Are certain types of exercises more successful than others in promoting immune system improvements?

According to Nieman 30-60 minutes of moderate intensity aerobic activities, like a brisk walk, jog or bicycle ride seem to show the greatest success for improving our immune functions by increasing blood and lymphatic circulation moving immune system cells at higher numbers and higher rates through the body. He indicates that weightlifting at moderate intensity might do the same but further studies are needed to verify. The same can be said about High Intensity Interval Training that utilizes maximal intensities for 20-60 seconds alternating activity with full rest, as long as it it done for extensive periods of time according to Nieman.

A study published by Bethany Diment et al. in 2015 claims that prolonged moderate intensity exercises had a negative effect on immunity while no such impact was seen with high or moderate short-term intensities. (Med Sci Sports Exerc. 2015 Jul;47(7))

What does this mean for exercising during the Pandemic

Fortunately most gyms have reopened even if at lower capacities and or other restrictions allowing people to get back to their previous routines. Those who are still concerned about a possible infection and refrain from rejoining Fitness Centers or classes please use the outdoors 5 days per week for walking, hiking, jogging or cycling and find a place in your home that allows you to do some calisthenic exercises to maintain muscular strength and stretching exercises to maintain functional range of motion. These workouts should be sufficient getting you through these difficult times without giving up on the many benefits including improved immunity that regular exercising promotes.

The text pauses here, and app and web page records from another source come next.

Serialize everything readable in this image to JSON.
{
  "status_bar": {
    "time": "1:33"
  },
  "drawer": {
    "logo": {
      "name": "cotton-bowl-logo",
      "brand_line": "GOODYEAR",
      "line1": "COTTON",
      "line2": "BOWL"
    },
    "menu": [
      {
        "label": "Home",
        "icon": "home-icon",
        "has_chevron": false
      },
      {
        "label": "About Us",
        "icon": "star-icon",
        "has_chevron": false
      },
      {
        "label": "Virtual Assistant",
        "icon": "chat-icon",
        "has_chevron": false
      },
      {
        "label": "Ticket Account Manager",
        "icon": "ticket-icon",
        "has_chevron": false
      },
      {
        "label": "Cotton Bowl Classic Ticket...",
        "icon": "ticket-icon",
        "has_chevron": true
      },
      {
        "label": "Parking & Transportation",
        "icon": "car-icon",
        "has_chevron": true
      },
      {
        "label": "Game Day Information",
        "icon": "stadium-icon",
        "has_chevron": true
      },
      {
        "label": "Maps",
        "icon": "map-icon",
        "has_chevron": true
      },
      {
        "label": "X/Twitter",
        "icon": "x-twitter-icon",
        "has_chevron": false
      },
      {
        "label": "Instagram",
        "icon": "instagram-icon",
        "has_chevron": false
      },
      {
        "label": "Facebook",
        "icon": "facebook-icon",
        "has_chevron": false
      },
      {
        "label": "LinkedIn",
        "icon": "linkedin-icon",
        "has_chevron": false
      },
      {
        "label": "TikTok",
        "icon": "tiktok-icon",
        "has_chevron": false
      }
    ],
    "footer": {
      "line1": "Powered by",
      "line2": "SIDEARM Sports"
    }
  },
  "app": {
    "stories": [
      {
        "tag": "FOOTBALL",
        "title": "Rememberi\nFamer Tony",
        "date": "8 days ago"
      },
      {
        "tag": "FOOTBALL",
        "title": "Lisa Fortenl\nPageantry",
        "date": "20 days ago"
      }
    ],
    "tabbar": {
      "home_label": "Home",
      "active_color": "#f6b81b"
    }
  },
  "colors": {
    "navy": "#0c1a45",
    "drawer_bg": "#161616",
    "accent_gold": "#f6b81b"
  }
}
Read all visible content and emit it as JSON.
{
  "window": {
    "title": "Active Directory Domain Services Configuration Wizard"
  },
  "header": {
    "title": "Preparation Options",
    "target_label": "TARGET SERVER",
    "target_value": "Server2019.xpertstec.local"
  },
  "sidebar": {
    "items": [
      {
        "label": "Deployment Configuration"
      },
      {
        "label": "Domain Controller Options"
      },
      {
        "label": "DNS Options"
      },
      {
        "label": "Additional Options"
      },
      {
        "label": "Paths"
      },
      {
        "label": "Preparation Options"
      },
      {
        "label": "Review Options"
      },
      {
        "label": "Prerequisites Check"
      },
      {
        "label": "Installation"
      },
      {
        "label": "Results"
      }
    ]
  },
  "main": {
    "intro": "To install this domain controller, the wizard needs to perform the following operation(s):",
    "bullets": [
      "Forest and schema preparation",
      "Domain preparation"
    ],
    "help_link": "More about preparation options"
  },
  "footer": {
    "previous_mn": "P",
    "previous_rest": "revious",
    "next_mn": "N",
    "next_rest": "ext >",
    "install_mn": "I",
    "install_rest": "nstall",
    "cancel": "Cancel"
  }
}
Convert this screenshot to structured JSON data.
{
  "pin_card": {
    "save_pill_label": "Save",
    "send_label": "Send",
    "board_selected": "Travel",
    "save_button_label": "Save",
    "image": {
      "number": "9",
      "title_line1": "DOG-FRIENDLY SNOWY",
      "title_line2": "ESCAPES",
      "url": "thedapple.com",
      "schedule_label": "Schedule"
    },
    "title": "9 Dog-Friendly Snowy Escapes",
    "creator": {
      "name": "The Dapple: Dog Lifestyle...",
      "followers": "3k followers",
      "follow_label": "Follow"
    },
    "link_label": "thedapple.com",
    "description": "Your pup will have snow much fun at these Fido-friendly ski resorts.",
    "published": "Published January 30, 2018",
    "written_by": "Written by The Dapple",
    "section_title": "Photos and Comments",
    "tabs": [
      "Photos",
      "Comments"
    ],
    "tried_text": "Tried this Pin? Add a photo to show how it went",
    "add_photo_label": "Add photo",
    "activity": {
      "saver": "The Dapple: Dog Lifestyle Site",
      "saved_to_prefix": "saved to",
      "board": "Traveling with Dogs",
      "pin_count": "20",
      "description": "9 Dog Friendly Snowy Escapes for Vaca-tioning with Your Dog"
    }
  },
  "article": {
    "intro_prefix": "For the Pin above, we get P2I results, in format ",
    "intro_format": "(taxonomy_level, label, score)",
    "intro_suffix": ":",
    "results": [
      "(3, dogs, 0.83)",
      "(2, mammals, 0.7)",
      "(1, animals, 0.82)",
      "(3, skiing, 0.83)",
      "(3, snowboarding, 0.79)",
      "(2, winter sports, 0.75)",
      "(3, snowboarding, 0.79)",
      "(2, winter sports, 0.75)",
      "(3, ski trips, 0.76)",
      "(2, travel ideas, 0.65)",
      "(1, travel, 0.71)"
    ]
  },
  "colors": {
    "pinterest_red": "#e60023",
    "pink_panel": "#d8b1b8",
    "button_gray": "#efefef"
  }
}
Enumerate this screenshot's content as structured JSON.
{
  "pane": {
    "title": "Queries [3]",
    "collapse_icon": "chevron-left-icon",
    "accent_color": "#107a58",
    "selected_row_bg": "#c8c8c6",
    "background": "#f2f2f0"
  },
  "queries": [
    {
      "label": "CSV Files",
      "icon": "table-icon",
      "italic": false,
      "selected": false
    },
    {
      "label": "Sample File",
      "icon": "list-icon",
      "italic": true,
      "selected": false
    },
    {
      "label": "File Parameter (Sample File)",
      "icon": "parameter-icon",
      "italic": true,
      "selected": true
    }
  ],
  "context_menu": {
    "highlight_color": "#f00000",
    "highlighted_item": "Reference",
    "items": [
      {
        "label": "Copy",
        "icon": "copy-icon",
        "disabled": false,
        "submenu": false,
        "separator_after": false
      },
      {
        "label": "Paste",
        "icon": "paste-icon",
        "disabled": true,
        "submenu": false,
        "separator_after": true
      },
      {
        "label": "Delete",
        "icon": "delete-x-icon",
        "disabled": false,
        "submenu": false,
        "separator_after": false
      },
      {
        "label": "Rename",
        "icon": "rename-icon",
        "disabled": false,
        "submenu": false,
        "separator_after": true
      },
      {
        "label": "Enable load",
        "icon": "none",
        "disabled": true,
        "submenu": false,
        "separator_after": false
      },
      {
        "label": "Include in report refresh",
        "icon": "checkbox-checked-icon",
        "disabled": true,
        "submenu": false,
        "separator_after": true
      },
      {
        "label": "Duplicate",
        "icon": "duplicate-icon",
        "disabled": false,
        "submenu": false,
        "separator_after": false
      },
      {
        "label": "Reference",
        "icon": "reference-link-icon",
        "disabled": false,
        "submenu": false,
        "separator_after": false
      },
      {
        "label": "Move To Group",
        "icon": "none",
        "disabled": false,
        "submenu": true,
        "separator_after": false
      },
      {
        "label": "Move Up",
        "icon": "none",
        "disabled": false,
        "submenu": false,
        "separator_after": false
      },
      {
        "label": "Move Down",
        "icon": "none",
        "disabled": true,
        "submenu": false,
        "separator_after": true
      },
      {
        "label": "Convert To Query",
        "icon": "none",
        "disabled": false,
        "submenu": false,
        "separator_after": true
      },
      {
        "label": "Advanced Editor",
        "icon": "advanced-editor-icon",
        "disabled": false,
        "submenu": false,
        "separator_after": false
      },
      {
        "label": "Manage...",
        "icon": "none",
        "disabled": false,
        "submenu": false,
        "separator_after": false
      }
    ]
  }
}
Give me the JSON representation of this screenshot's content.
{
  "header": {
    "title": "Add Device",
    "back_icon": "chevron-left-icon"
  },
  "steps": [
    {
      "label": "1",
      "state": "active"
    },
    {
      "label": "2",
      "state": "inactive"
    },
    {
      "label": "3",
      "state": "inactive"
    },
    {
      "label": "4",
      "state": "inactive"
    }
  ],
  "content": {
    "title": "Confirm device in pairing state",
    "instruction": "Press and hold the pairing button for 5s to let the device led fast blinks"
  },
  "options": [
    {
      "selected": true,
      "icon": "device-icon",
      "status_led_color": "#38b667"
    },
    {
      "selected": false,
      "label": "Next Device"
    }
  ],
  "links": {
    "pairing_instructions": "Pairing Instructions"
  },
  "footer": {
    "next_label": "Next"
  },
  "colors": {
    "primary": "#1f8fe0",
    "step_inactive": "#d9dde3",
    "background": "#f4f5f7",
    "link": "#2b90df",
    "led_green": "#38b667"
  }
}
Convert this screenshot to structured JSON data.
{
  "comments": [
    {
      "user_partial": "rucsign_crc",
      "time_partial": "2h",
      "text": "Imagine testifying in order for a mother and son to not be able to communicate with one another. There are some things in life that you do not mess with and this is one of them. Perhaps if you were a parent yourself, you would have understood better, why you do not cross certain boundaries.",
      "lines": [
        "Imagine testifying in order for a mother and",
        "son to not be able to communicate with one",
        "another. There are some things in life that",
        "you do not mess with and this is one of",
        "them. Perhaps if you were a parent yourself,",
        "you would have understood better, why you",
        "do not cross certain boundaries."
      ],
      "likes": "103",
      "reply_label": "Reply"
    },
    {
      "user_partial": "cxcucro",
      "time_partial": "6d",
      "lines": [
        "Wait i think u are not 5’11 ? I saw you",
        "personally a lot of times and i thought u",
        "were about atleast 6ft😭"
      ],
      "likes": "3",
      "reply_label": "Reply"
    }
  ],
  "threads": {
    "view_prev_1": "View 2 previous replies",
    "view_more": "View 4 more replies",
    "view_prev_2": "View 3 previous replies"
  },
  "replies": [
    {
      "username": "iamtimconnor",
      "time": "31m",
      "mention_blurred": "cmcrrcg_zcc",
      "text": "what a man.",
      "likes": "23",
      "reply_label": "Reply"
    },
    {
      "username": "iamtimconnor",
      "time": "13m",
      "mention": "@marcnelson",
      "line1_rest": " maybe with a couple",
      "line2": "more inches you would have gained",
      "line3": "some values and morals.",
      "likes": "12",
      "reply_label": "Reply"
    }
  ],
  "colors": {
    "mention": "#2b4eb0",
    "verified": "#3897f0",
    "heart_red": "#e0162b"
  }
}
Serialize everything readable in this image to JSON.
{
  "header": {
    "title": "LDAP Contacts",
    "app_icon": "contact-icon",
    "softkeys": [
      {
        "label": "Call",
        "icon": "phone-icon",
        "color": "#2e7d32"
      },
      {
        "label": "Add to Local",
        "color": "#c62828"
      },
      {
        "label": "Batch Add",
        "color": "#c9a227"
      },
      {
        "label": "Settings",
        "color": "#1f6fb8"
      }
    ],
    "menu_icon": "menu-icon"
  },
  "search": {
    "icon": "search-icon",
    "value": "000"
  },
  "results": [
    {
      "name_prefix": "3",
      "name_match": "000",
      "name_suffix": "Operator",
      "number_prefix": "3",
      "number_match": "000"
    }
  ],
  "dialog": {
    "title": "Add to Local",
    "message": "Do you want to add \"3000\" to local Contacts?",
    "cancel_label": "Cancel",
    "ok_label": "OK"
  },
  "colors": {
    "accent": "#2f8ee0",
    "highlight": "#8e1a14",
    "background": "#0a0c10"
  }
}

Exercising as Therapy

While there is great consensus that regular exercising protects against acute and chronic illnesses by improving immune system capacity and delaying the negative consequences of aging on the immune system, there is no evidence that supports exercising during times of acute illness such as the cold or flu to treat such illness. In fact, intense or prolonged exercising during such times of infections has shown to exacerbate the illness, often leading to greater complications. Rest during the cold or flu is strongly recommended.

I hope I was able to give you some insights into the connection between exercising and immunity and hope that you will find the time in your day to day life to stay strong, fit and healthy even during these challenging times.

Hartmut – M.S. Physio-Therapy